By Anthony J. Berejka, radiation processing and polymer technology consultant, co-founder and past president of RadTech North America
In its second issue, UV+EB Technology (2015 Quarter 2, Vol. 1, No. 2, pages 40-46) presented the background and some detail on the New York State Vehicle Composites Program, co-funded by the New York Energy Research and Development Authority (NYSERDA). Throughout 2015, the program has made significant progress in achieving its objectives.
- A poster was presented in April 2015 at the Society of Automotive Engineers (SAE) World Congress in Detroit, where preprints of the noted UV+EB Technology article were handed out.
- Commercial, off-the-shelf carbon fiber pre-pregs (woven carbon fiber into which the uncured matrix has been impregnated) were obtained from two sources based on the customary use of thermosetting epoxy resin materials.
- A mold for the Aston-Martin hood capable of enduring the heat of autoclave curing was made by Nordan Composite Technologies.
- Four Aston-Martin hoods (1.49 by 1.53 meters) were cured using a 2.4-meter diameter, 6.1-meter long autoclave at the Composite Prototyping Center in Plainview, New York, (www.compositepro.org), and the power demand to cure a hood during its three-hour cure cycle was measured. Figure 1 shows the vacuum-bagged hood being examined after having been removed from the autoclave. Figure 2 is a picture of the first hood produced using thermal curing.
- A radiation-curable matrix material was developed by Rapid Cure Technologies of Syracuse, New York (www.rapidcuretechnologies.com).
- Renegade Materials Corporation of Miamisburg, Ohio (www.renegadematerials.com), was able to convert Rapid Cure Technologies’ 100 percent solids radiation-curable matrix into a carbon fiber pre-preg.
- Two hoods made with the Renegade pre-preg using the Rapid Cure Technologies matrix material were X-ray cured at IBA Industrial, Inc. in Edgewood, New York (www.iba-worldwide.com).
- Evaluations of the cured pre-pregs were made using Dynamic Mechanical Analysis (DMA) by COMTEC, the Composite Materials Technology Center at Winona State University, Winona, Minnesota, (www.winona.edu/engineering/comtec.asp) to determine glass transition temperatures (Tg) and Young’s modulus.
- At the Society of Plastics Engineers (SPE) Automotive Composites Conference and Exhibition in September 2015 in Detroit, Michigan, discussions were held with some of the vendors to the automotive industry and with personnel from a major car manufacturer.
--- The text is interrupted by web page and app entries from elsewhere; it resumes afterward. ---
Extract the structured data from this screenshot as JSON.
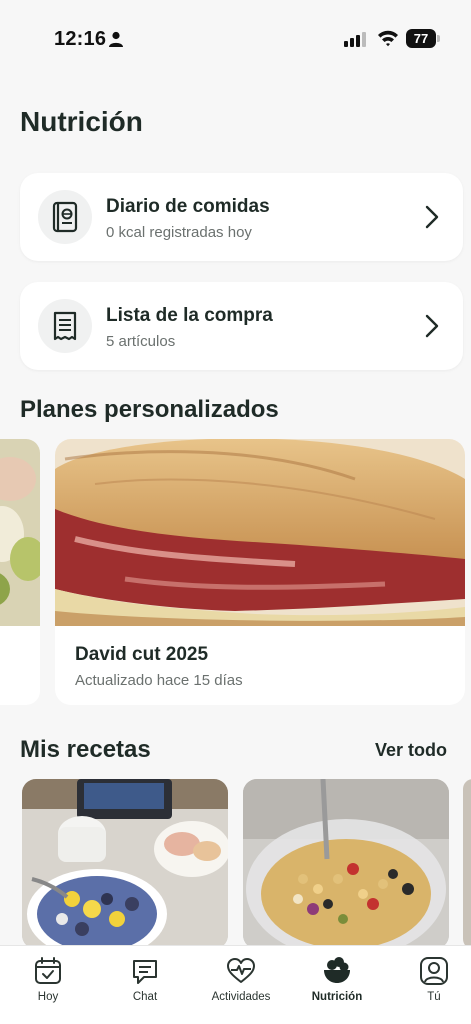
{
  "status_bar": {
    "time": "12:16",
    "battery": "77"
  },
  "page_title": "Nutrición",
  "cards": [
    {
      "title": "Diario de comidas",
      "subtitle": "0 kcal registradas hoy",
      "icon": "food-journal-icon"
    },
    {
      "title": "Lista de la compra",
      "subtitle": "5 artículos",
      "icon": "shopping-list-icon"
    }
  ],
  "plans": {
    "title": "Planes personalizados",
    "items": [
      {
        "title": "David cut 2025",
        "subtitle": "Actualizado hace 15 días"
      }
    ]
  },
  "recipes": {
    "title": "Mis recetas",
    "see_all": "Ver todo"
  },
  "tabbar": {
    "items": [
      {
        "label": "Hoy",
        "icon": "calendar-check-icon"
      },
      {
        "label": "Chat",
        "icon": "chat-icon"
      },
      {
        "label": "Actividades",
        "icon": "heart-pulse-icon"
      },
      {
        "label": "Nutrición",
        "icon": "salad-bowl-icon",
        "active": true
      },
      {
        "label": "Tú",
        "icon": "profile-icon"
      }
    ]
  },
  "colors": {
    "background": "#f7f7f7",
    "card": "#ffffff",
    "text": "#1f2b27",
    "muted": "#6b716f"
  }
}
During the course of this work, several ways of improving the overall process were noted, such as automating the cutting and placing of the pre-pregs in the mold and adjusting the rheology of the radiation-curable matrix either itself or by process techniques to enhance flow within the mold.
The New York State Vehicle Composites Program will have a booth and give a presentation at the SAE 2016 World Congress, April 12-15, 2016, in Detroit, Michigan. Details of power demands and time-to-cure will be discussed: “Power Demands for Curing Carbon Fiber Composites for Automotive Components.” X-ray curing requires somewhat less power draw based on using a 7.0 MeV, 700 kW electron accelerator to generate X-rays (as is now being used for medical device sterilization in Switzerland) vs. autoclave curing. However, there can be a significant reduction in the time-to-cure, with as low as 1.3 minutes per hood being estimated with use of a properly designed X-ray curing facility. Both an autoclave-cured and an X-ray-cured hood will be exhibited, as well as a hood coated with a Rapid Cure Technologies silver metallic and clear coatings cured using ultraviolet radiation (UV) with support from Allied Photochemical (www.alliedphotochemical.com).
A presentation on this program will be offered at RadTech 2016, May 16-18, in Chicago, Illinois. Plans also are being made to give a presentation at the Society for the Advancement of Material and Process Engineering (SAMPE) Conference, May 23-26, 2016, Long Beach, California.
For additional information, contact Tony Berejka at 631.549.8517 or email firstname.lastname@example.org.